From a college standpoint, there is generally no legal requirement to provide interns with paid leave from an internship at a third-party location.
The final issue we address here is the use of employment agreements with student interns. Although it is not a standard practice across industries or the country, some employers do require interns to sign some form of an employment agreement at the commencement of the internship. Such agreements may provide the scope of the intern’s duties, along with the inclusion of restrictive covenants. By way of example, restrictive covenants may include noncompete, nonsolicitation, or nondisclosure provisions.
The requirements for valid restrictive covenants vary by state. For example, in California, noncompete and nonsolicitation agreements are per se illegal. In other states, the provisions need to meet stringent tests to be enforceable. If an employer presents an intern with an employment agreement, the intern should have an attorney, or at a minimum, career services review the agreement and discuss any concerns.

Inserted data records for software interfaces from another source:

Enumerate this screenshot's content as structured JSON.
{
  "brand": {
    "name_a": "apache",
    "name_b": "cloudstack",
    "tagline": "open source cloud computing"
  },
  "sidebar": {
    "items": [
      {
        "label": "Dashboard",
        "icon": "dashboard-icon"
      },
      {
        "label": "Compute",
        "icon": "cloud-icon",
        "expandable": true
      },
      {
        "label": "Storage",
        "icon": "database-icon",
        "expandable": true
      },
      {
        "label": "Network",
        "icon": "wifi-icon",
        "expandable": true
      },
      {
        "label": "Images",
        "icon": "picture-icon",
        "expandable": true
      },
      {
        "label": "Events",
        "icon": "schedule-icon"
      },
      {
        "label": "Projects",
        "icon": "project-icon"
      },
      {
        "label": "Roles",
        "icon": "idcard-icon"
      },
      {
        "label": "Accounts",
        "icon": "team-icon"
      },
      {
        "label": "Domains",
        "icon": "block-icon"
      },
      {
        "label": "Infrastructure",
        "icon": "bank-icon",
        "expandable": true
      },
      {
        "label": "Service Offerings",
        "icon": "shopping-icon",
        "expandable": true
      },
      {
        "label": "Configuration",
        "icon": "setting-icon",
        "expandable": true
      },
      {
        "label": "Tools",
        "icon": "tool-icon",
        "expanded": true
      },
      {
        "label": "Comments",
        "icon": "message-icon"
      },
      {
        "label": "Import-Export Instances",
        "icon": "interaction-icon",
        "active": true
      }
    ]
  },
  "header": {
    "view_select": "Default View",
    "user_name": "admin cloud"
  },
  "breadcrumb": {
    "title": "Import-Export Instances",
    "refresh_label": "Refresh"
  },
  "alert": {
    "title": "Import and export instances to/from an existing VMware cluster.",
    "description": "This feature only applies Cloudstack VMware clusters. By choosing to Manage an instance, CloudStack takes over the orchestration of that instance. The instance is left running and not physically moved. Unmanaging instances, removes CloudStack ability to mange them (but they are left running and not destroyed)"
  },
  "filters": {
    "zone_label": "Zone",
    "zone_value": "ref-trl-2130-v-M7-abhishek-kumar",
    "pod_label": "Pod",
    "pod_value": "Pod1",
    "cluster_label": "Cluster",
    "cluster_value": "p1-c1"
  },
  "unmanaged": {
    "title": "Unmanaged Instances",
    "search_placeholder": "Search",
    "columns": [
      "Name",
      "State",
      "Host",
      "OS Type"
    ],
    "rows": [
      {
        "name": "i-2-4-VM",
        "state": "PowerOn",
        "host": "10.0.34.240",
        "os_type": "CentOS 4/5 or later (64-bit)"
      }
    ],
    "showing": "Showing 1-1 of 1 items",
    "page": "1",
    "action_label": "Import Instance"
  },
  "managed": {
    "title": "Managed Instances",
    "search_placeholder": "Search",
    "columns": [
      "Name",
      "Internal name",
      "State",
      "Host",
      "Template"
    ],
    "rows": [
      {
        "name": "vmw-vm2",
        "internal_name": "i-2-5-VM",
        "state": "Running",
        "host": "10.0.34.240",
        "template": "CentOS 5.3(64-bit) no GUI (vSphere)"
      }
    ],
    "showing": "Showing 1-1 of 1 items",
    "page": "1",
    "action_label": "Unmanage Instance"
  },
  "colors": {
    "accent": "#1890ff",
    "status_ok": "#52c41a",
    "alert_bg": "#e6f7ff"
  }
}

Employers must be mindful that even if restrictive covenants are permissible in their state, it is highly unlikely a court will deem certain provisions necessary when it relates to an intern. In this regard, noncompete provisions, which prohibit an individual from working in a designated industry for an identified period of time, are unlikely to be enforced against an intern. Similarly, nonsolicitation of customer provisions, which prohibit an individual from doing business with identified customers for a period of time, may not be necessary for an intern, unless an employer can demonstrate that the intern had significant contact or exposure to clients during the internship.

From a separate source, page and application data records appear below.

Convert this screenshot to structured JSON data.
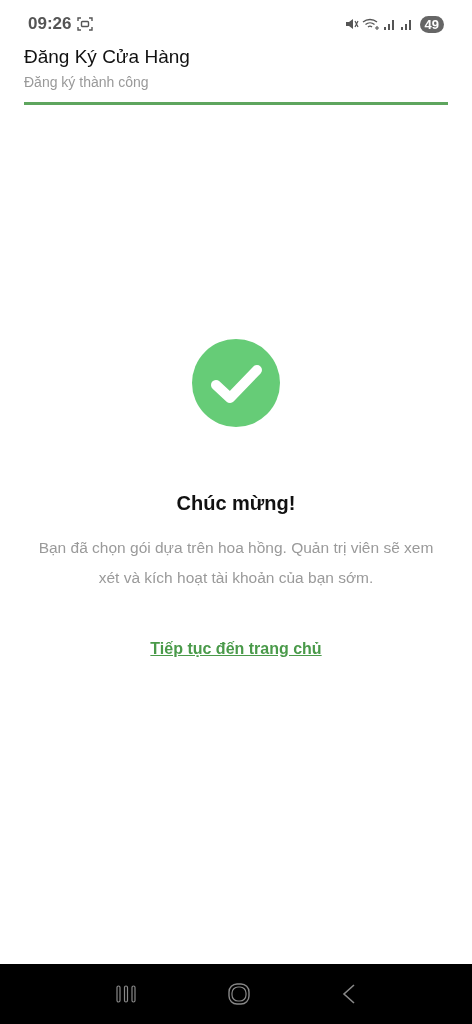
{
  "status_bar": {
    "time": "09:26",
    "battery": "49"
  },
  "header": {
    "title": "Đăng Ký Cửa Hàng",
    "subtitle": "Đăng ký thành công",
    "progress": {
      "level": 1
    }
  },
  "success": {
    "heading": "Chúc mừng!",
    "message": "Bạn đã chọn gói dựa trên hoa hồng. Quản trị viên sẽ xem xét và kích hoạt tài khoản của bạn sớm.",
    "link": "Tiếp tục đến trang chủ"
  }
}
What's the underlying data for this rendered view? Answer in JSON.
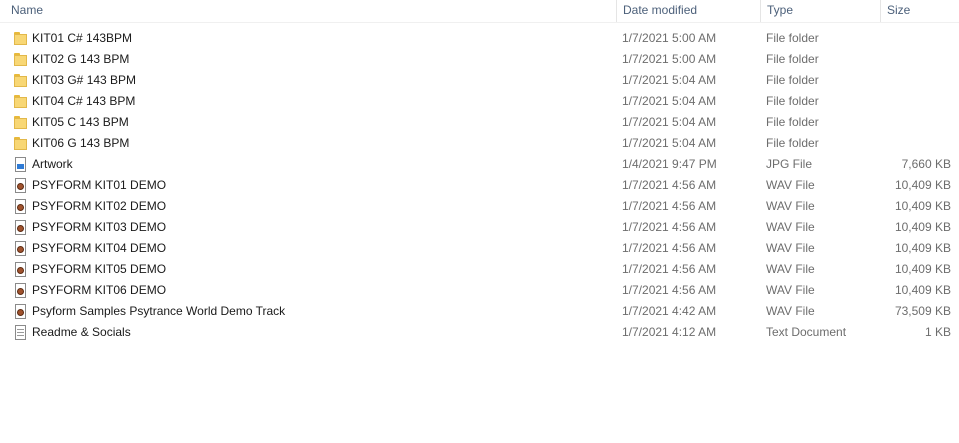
{
  "columns": {
    "name": "Name",
    "date_modified": "Date modified",
    "type": "Type",
    "size": "Size"
  },
  "files": [
    {
      "name": "KIT01 C# 143BPM",
      "date": "1/7/2021 5:00 AM",
      "type": "File folder",
      "size": "",
      "icon": "folder-icon"
    },
    {
      "name": "KIT02 G 143 BPM",
      "date": "1/7/2021 5:00 AM",
      "type": "File folder",
      "size": "",
      "icon": "folder-icon"
    },
    {
      "name": "KIT03 G# 143 BPM",
      "date": "1/7/2021 5:04 AM",
      "type": "File folder",
      "size": "",
      "icon": "folder-icon"
    },
    {
      "name": "KIT04 C# 143 BPM",
      "date": "1/7/2021 5:04 AM",
      "type": "File folder",
      "size": "",
      "icon": "folder-icon"
    },
    {
      "name": "KIT05 C 143 BPM",
      "date": "1/7/2021 5:04 AM",
      "type": "File folder",
      "size": "",
      "icon": "folder-icon"
    },
    {
      "name": "KIT06 G 143 BPM",
      "date": "1/7/2021 5:04 AM",
      "type": "File folder",
      "size": "",
      "icon": "folder-icon"
    },
    {
      "name": "Artwork",
      "date": "1/4/2021 9:47 PM",
      "type": "JPG File",
      "size": "7,660 KB",
      "icon": "jpg-file-icon"
    },
    {
      "name": "PSYFORM KIT01 DEMO",
      "date": "1/7/2021 4:56 AM",
      "type": "WAV File",
      "size": "10,409 KB",
      "icon": "wav-file-icon"
    },
    {
      "name": "PSYFORM KIT02 DEMO",
      "date": "1/7/2021 4:56 AM",
      "type": "WAV File",
      "size": "10,409 KB",
      "icon": "wav-file-icon"
    },
    {
      "name": "PSYFORM KIT03 DEMO",
      "date": "1/7/2021 4:56 AM",
      "type": "WAV File",
      "size": "10,409 KB",
      "icon": "wav-file-icon"
    },
    {
      "name": "PSYFORM KIT04 DEMO",
      "date": "1/7/2021 4:56 AM",
      "type": "WAV File",
      "size": "10,409 KB",
      "icon": "wav-file-icon"
    },
    {
      "name": "PSYFORM KIT05 DEMO",
      "date": "1/7/2021 4:56 AM",
      "type": "WAV File",
      "size": "10,409 KB",
      "icon": "wav-file-icon"
    },
    {
      "name": "PSYFORM KIT06 DEMO",
      "date": "1/7/2021 4:56 AM",
      "type": "WAV File",
      "size": "10,409 KB",
      "icon": "wav-file-icon"
    },
    {
      "name": "Psyform Samples Psytrance World Demo Track",
      "date": "1/7/2021 4:42 AM",
      "type": "WAV File",
      "size": "73,509 KB",
      "icon": "wav-file-icon"
    },
    {
      "name": "Readme & Socials",
      "date": "1/7/2021 4:12 AM",
      "type": "Text Document",
      "size": "1 KB",
      "icon": "text-file-icon"
    }
  ],
  "colors": {
    "header_text": "#4c607a",
    "secondary_text": "#6d6d6d",
    "folder": "#f8d775"
  }
}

Conversely, a nondisclosure agreement may not only be enforceable against an intern, but organizations would be advised to have interns execute such a document, depending on their role within the organization. A nondisclosure agreement prohibits an employee or intern from disclosing an organization’s confidential and/or proprietary information to third parties during both the tenure of employment and after termination. As such, the individual agrees not to reveal anything the company considers confidential, e.g., customer lists or research and development plans. Unlike other forms of restrictive covenants, a nondisclosure agreement does not restrict an individual’s ability to obtain work upon the termination of employment, but merely protects an employer’s proprietary information.
As interns may be provided with unlimited access to an employer’s business, a company may have an intern sign a nondisclosure agreement to protect its interests. In general, it is recommended that employers have interns sign such agreements during an intern orientation period and thoroughly explain the document to them prior to execution. Provided the nondisclosure agreement is not overly broad and is explained to an intern prior to execution, a court will likely find such an agreement valid.

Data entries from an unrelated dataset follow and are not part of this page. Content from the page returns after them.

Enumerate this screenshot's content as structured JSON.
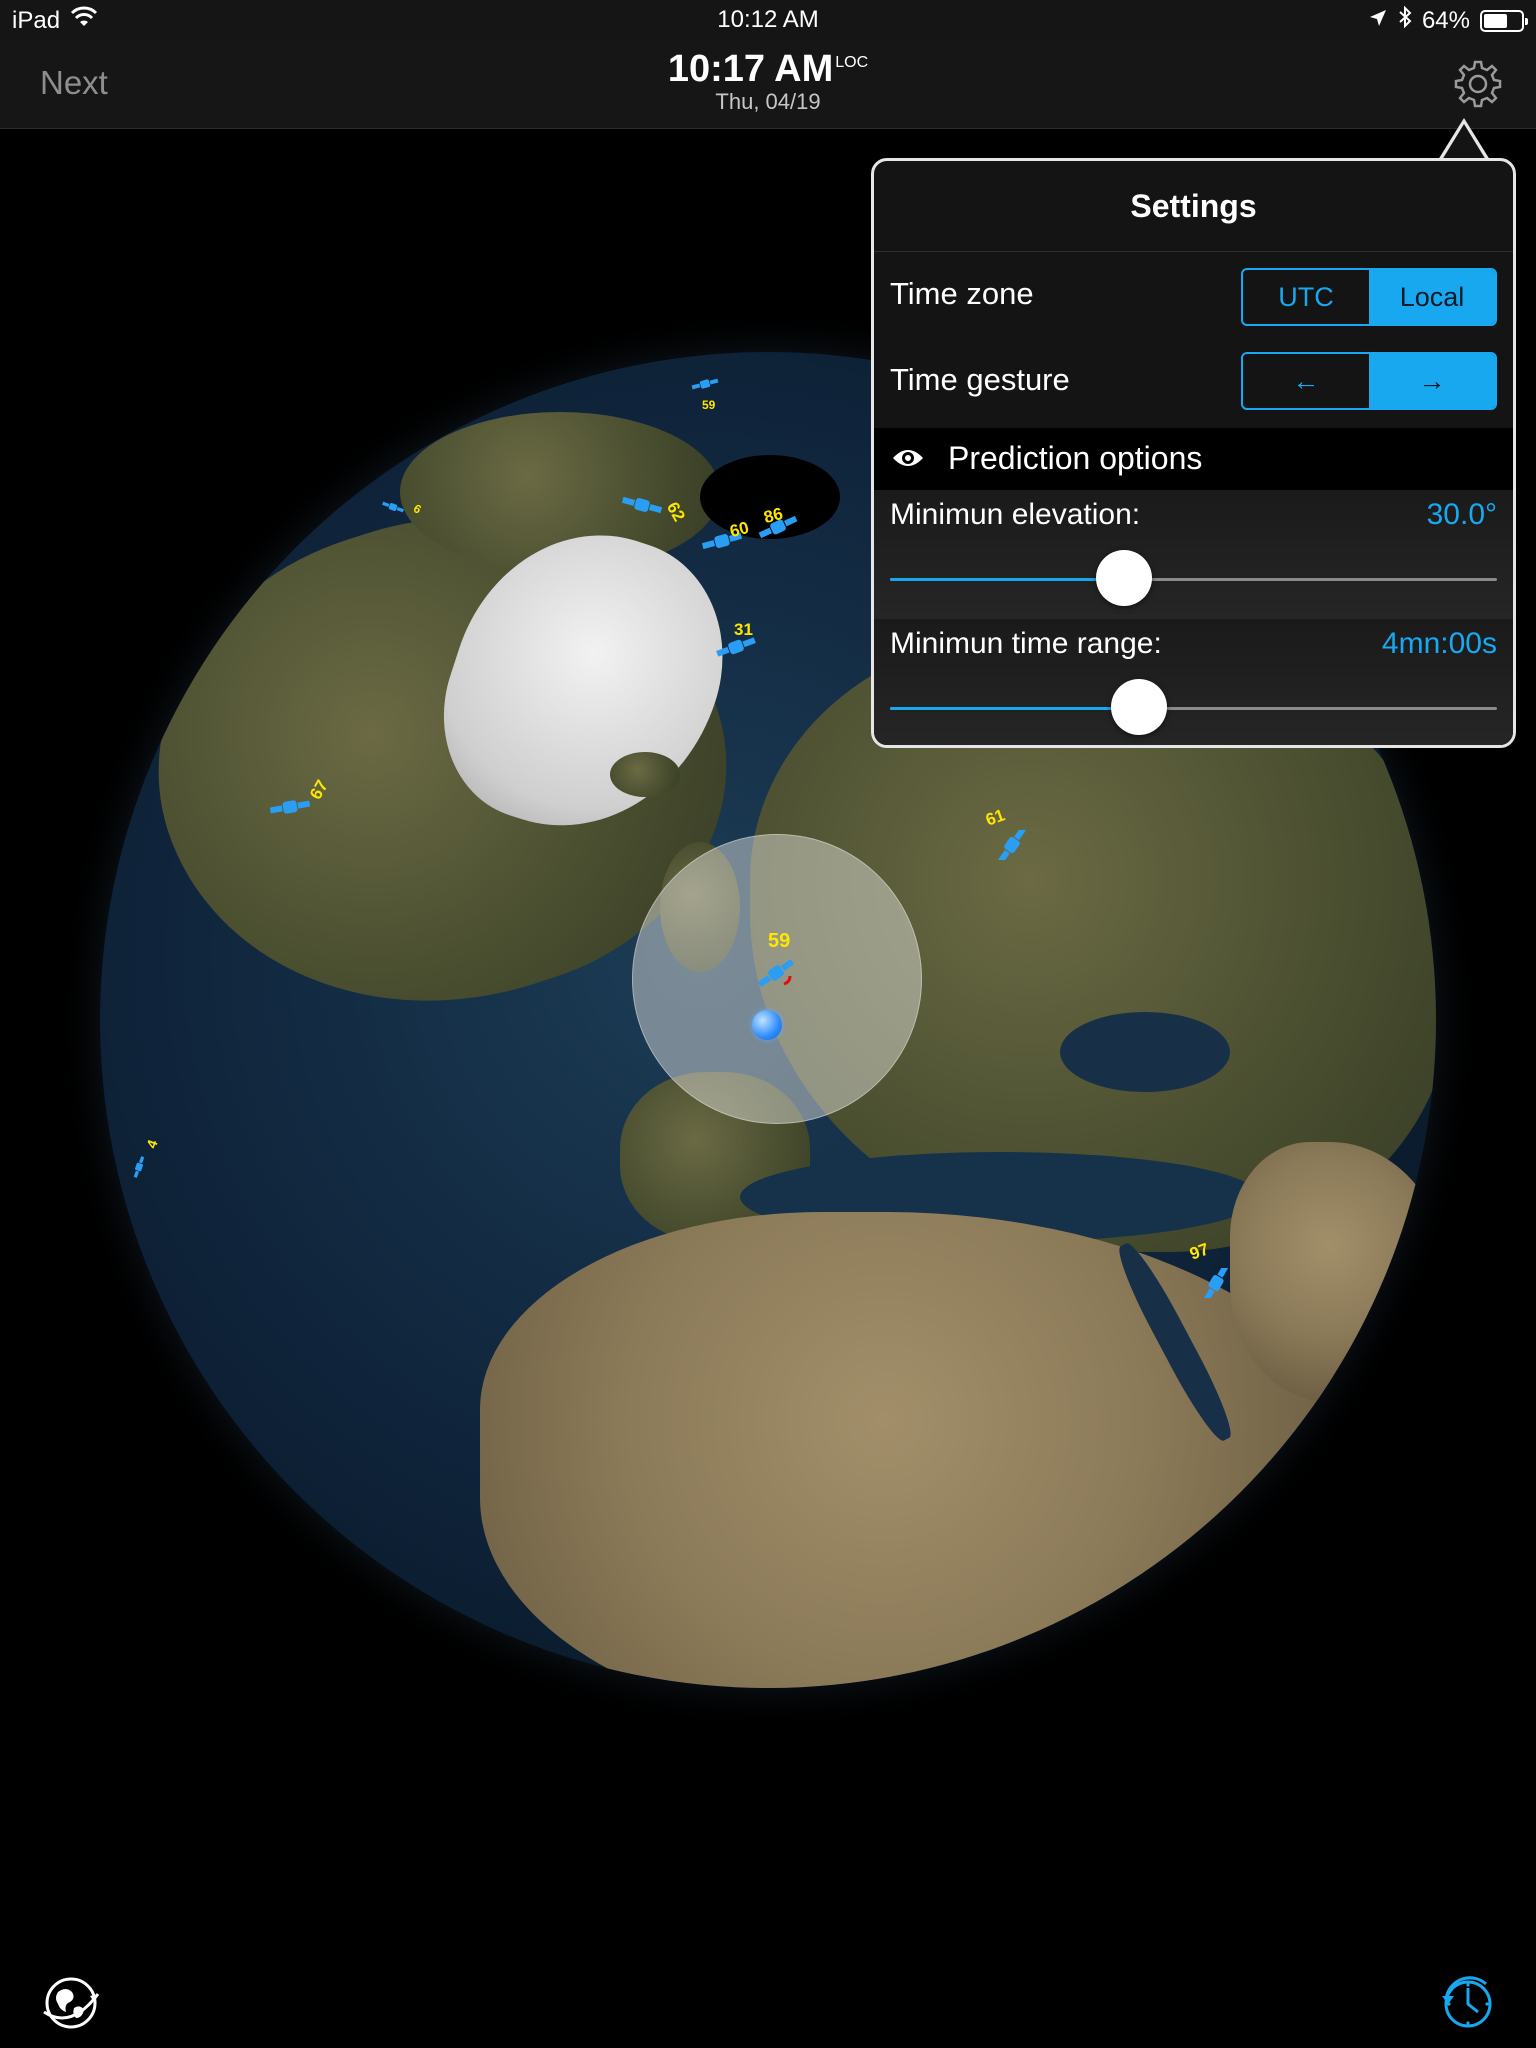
{
  "status_bar": {
    "device": "iPad",
    "time": "10:12 AM",
    "battery": "64%",
    "battery_level": 0.64
  },
  "nav": {
    "left_button": "Next",
    "time": "10:17 AM",
    "time_suffix": "LOC",
    "date": "Thu, 04/19"
  },
  "settings": {
    "title": "Settings",
    "time_zone": {
      "label": "Time zone",
      "options": [
        "UTC",
        "Local"
      ],
      "selected": "Local"
    },
    "time_gesture": {
      "label": "Time gesture",
      "options": [
        "←",
        "→"
      ],
      "selected": "→"
    },
    "section_title": "Prediction options",
    "min_elevation": {
      "label": "Minimun elevation:",
      "value": "30.0°",
      "fraction": 0.386
    },
    "min_time_range": {
      "label": "Minimun time range:",
      "value": "4mn:00s",
      "fraction": 0.41
    }
  },
  "satellites": [
    {
      "label": "59"
    },
    {
      "label": "61"
    },
    {
      "label": "97"
    },
    {
      "label": "31"
    },
    {
      "label": "60"
    },
    {
      "label": "86"
    },
    {
      "label": "62"
    },
    {
      "label": "67"
    },
    {
      "label": "59"
    },
    {
      "label": "4"
    },
    {
      "label": "6"
    }
  ],
  "colors": {
    "accent": "#18a8f0",
    "satellite_label": "#ffe600",
    "satellite_icon": "#2a9df4"
  }
}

As we have noted, there are significant potential issues for internships if they are handled improperly. If handled properly and in accordance with the law, however, internships can provide the student with valuable knowledge and experience and provide the business with access to potential employees of the future.